- Good design must be beautiful and useful.
The best part of the presentation was the “show and tell” table—5 REAL Dresser pieces (part of Dr. Braden’s collection). Pictured below are 2 bowls, a print, a candlestick holder and an iron stand.
Are you a fan of Dresser? What do you like about his work?
I just got back from checking out the Squidfire Art Mart in the Du Burns Center in Canton. My friend, Chelsea and I got to look at the variety of hand made goodies—from tea towels to monsters and from hand bound books to soaps—they had it all. A few memorable gifts I saw included a Lego® hand bound book from Moonlight Bindery and a Fetus Cookie Cutter by Hogmalion & Company. The tables were set up nicely as well, some displaying jewelry in beans, hanging jewelry from sculptures, and showcasing hand bound books in old leather trunks.
Below are a few of the vendors that I photographed as well as their websites. For all vendors, please visit Squidfire’s site. Feel free to check them out and support local businesses and handmade goods. Buy some gifts for your friends, family and yourself! Enjoy!
Clockwise: Silk screened hand towels from Girls Can Tell, Clutches from Holland Cox, Hand bound and silk screened journals from Tremundo, Jewelry inspired by succulents from Yummy & Company, Beautiful greeting cards from Fisk & Fern, Lego Book from Moonlight Boundary, Tile coasters from Van Wagoner Studios, Monster creations made from recycled clothing and linens by Cotton Monster and Cute owl ornaments by Jenny Jen 42.
If you attended—who was your favorite vendor?
This morning I went to the Back River Clean Up sponsored by BRRC. A great group of volunteers came out as well as Senator Norman Stone and Governor Martin O’Malley. If you’re interested in helping with the Back River clean up efforts, please visit: http://savebackriver.org/default.aspx
This spring, there will be more clean ups in the Dundalk and Essex area.
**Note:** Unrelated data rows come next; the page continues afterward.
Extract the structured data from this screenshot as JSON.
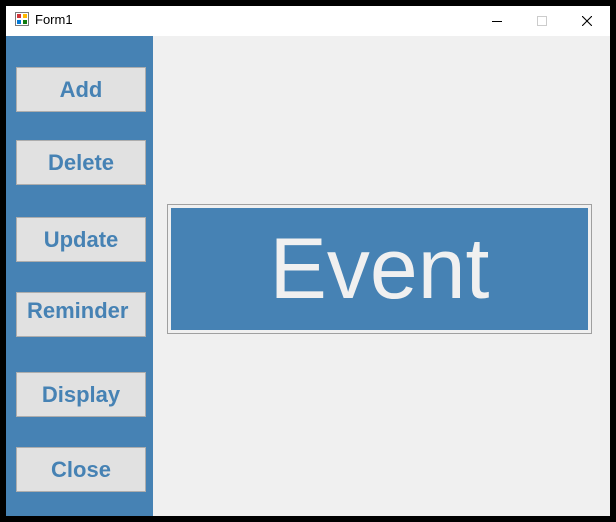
{
  "window": {
    "title": "Form1"
  },
  "icons": {
    "app": "app-form-icon",
    "minimize": "minimize-icon",
    "maximize": "maximize-icon",
    "close": "close-icon"
  },
  "sidebar": {
    "buttons": [
      {
        "label": "Add"
      },
      {
        "label": "Delete"
      },
      {
        "label": "Update"
      },
      {
        "label": "Reminder"
      },
      {
        "label": "Display"
      },
      {
        "label": "Close"
      }
    ]
  },
  "main": {
    "event_label": "Event"
  },
  "colors": {
    "accent": "#4682b4",
    "button_face": "#e1e1e1",
    "event_text": "#f0f0f0",
    "background": "#f0f0f0"
  }
}
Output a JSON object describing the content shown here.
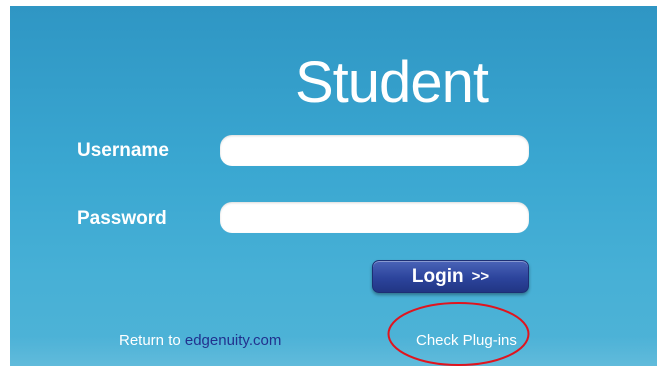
{
  "page": {
    "title": "Student"
  },
  "form": {
    "username_label": "Username",
    "username_value": "",
    "password_label": "Password",
    "password_value": "",
    "login_label": "Login",
    "login_arrows": ">>"
  },
  "footer": {
    "return_prefix": "Return to ",
    "return_link": "edgenuity.com",
    "plugins_label": "Check Plug-ins"
  },
  "annotation": {
    "shape": "ellipse",
    "color": "#e0141e",
    "target": "Check Plug-ins"
  },
  "colors": {
    "background": "#3aa7d1",
    "button": "#2c449c",
    "link": "#1e2e8c"
  }
}
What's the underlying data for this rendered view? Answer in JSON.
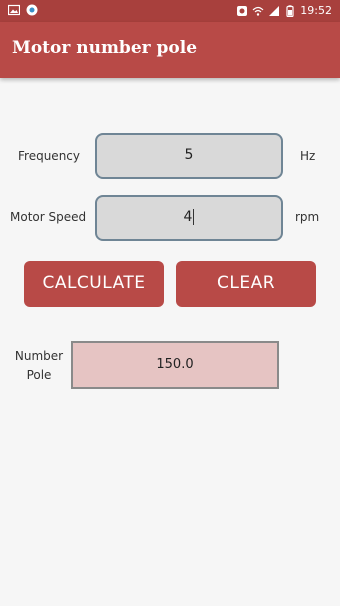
{
  "status_bar": {
    "time": "19:52",
    "left_icons": [
      "gallery-icon",
      "chat-icon"
    ],
    "right_icons": [
      "alarm-icon",
      "wifi-icon",
      "signal-icon",
      "battery-icon"
    ]
  },
  "app_bar": {
    "title": "Motor number pole"
  },
  "form": {
    "frequency": {
      "label": "Frequency",
      "value": "5",
      "unit": "Hz"
    },
    "motor_speed": {
      "label": "Motor Speed",
      "value": "4",
      "unit": "rpm"
    }
  },
  "buttons": {
    "calculate_label": "CALCULATE",
    "clear_label": "CLEAR"
  },
  "result": {
    "label_line1": "Number",
    "label_line2": "Pole",
    "value": "150.0"
  },
  "colors": {
    "status_bar": "#a8403d",
    "app_bar": "#b84a47",
    "button": "#b84a47",
    "result_box": "#e6c4c3",
    "field_bg": "#d9d9d9",
    "field_border": "#6f8595"
  }
}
Stay tuned!
Yesterday I had the privilege to attend TedxMidAtlantic and was able to hear 20 speakers speak on everything from the “essence of egg” to “how the internet is broken.” Not to mention, I was able to meet some new people including an art director, a web developer, an attorney, a needle felter, and the owner of a start-up (to name a few). Check out the talks here, you won’t want to miss them.
If you attended – who was your favorite speaker?